Refining game theory

Game theory seeks to assess which behavior of the agents involved in a coalition or a conflict will produce the best results for some or all of these agents. In economics, one of the central questions is how to share the surplus generated by the cooperation of a number of agents.

American mathematician and economist Lloyd Shapley worked a great deal on this issue. He developed a solution known as the "Shapley value", which allows a fair distribution of the profits of a coalition.

A team of researchers from the Center for Interuniversity Research in Quantitative Economics, led by Effrosyni Diamantoudi, research professor of economics at Concordia University, suggested that the Shapley value could not be applied to situations where the results of a coalition also depend on agents outside the coalition. For example, in international trade, the success of a trade union, including the improvement of employee working conditions, depends in part on the formation of other trade unions in other countries.
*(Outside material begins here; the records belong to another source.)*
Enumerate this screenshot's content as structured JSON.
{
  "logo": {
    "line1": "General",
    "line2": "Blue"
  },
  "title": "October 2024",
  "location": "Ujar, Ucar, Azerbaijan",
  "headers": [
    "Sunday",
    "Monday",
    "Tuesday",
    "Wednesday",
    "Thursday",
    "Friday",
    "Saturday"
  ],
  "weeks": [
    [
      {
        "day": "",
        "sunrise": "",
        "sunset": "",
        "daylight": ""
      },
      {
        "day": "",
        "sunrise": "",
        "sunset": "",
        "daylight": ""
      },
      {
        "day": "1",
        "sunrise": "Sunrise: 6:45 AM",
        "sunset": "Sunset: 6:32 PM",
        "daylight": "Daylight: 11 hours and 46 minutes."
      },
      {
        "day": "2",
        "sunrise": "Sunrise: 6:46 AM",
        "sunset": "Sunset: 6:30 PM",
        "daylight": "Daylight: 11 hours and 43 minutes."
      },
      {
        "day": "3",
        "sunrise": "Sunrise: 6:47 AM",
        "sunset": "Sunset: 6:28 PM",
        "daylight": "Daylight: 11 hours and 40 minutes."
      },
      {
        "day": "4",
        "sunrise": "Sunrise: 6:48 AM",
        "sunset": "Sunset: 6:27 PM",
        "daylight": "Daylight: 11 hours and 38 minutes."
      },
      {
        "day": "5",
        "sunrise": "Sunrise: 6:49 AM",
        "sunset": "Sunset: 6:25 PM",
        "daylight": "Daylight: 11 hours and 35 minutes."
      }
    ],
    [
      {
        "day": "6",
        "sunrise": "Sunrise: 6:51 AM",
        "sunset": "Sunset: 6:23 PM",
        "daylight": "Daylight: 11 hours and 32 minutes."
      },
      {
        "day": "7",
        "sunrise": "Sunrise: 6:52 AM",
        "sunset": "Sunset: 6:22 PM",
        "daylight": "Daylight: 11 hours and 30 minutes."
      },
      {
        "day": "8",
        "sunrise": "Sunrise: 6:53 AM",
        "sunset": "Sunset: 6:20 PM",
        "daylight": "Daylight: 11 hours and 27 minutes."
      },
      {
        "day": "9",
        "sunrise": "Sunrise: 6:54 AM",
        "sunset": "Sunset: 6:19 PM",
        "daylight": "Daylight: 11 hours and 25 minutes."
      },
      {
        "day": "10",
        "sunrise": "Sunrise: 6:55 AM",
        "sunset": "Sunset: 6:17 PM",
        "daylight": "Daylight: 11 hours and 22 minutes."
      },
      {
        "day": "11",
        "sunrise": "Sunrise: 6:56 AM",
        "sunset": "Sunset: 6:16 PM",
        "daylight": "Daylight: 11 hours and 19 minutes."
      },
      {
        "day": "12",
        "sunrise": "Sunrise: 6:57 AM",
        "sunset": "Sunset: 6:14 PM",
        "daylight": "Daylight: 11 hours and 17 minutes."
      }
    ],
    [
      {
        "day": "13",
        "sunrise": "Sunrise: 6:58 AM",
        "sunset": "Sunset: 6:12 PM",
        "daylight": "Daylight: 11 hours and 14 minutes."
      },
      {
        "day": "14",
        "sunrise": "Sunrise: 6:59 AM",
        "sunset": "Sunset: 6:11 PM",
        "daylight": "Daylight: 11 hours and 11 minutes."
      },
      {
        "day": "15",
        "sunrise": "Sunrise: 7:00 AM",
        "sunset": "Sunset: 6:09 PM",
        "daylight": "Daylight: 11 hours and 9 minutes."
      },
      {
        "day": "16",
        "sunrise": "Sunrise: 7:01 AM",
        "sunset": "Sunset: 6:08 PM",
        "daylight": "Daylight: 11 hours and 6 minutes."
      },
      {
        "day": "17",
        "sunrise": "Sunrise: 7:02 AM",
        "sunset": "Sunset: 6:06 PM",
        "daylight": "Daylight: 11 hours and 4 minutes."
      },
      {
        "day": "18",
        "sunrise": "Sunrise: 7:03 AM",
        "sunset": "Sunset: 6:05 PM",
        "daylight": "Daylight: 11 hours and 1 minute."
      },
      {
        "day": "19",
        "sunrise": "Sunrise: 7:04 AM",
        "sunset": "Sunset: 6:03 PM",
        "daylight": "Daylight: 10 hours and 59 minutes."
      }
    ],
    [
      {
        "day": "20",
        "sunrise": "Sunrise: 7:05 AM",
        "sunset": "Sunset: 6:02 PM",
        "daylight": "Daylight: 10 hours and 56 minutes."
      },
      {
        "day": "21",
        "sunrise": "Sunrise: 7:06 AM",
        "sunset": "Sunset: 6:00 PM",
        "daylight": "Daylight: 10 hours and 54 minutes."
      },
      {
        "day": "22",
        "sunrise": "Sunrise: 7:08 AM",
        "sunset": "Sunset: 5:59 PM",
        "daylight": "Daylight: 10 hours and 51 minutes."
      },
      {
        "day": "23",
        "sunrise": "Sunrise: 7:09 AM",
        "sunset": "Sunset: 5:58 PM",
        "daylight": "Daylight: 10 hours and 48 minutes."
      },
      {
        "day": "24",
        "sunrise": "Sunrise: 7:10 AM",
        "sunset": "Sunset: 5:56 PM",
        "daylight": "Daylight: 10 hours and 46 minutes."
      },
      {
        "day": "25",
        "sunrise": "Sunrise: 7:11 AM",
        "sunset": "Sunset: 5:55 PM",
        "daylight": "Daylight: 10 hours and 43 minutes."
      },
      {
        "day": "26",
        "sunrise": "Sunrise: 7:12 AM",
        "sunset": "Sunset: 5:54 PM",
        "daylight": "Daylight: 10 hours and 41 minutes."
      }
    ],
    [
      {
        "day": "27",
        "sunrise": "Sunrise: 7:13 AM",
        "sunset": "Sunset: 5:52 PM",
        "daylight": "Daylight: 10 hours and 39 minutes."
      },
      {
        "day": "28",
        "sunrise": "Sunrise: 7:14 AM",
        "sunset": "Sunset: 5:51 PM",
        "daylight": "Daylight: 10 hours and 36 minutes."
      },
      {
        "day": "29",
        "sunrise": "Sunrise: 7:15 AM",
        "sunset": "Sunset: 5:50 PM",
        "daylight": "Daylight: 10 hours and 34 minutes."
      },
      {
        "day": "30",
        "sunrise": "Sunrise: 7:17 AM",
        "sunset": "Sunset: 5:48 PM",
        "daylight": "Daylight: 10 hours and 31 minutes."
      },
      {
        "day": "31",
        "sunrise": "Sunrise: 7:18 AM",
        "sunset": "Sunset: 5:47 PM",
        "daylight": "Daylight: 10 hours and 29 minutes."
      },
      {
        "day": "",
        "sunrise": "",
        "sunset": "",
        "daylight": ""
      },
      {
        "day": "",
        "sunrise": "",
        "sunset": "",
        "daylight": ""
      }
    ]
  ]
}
Another limitation of the Shapley value and the resulting theories is that it applies to a coalition with only one issue at stake. However, in economics, it often happens that members of a coalition cooperate on multiple issues. For example, when countries simultaneously negotiate both a trade agreement like the North American Free Trade Agreement and an environmental agreement such as the Kyoto Protocol, it is clear that the two issues are linked. For example, the higher production levels associated with increased trade could drive up CO2 emissions, thus complicating the task of countries seeking to enter into an environmental agreement.

The researchers developed a model to account for factors outside a coalition including the effect of cooperation on multiple issues. This model allows a better evaluation of the potential gain of a coalition, making it possible to determine what each member can expect to receive for its contribution to the coalition.


Centre interuniversitaire de recherche en économie quantitative


Effrosyni Diamantoudi, Université Concordia

Regular members

  • Takashi Kunimoto, Université Concordia
  • Dipjyoti Majumdar, Université McGill
  • Szilvia Papai, Université Concordia
  • Licun Xue, Université McGill